[Information Boundary: Start]

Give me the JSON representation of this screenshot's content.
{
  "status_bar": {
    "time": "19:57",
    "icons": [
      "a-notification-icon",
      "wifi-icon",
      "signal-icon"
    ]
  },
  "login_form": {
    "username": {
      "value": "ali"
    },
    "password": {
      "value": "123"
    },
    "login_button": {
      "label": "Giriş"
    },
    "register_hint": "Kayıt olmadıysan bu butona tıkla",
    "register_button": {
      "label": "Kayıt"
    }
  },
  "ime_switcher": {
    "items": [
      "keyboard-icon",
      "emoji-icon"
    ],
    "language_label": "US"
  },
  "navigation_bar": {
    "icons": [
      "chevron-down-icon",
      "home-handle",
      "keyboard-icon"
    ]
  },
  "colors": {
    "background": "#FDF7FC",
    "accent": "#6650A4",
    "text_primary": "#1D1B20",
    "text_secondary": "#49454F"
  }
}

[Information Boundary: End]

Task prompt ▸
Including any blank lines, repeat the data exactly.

Reply ▸
Give me the JSON representation of this screenshot's content.
{
  "status_bar": {
    "time": "19:57",
    "icons": [
      "a-notification-icon",
      "wifi-icon",
      "signal-icon"
    ]
  },
  "login_form": {
    "username": {
      "value": "ali"
    },
    "password": {
      "value": "123"
    },
    "login_button": {
      "label": "Giriş"
    },
    "register_hint": "Kayıt olmadıysan bu butona tıkla",
    "register_button": {
      "label": "Kayıt"
    }
  },
  "ime_switcher": {
    "items": [
      "keyboard-icon",
      "emoji-icon"
    ],
    "language_label": "US"
  },
  "navigation_bar": {
    "icons": [
      "chevron-down-icon",
      "home-handle",
      "keyboard-icon"
    ]
  },
  "colors": {
    "background": "#FDF7FC",
    "accent": "#6650A4",
    "text_primary": "#1D1B20",
    "text_secondary": "#49454F"
  }
}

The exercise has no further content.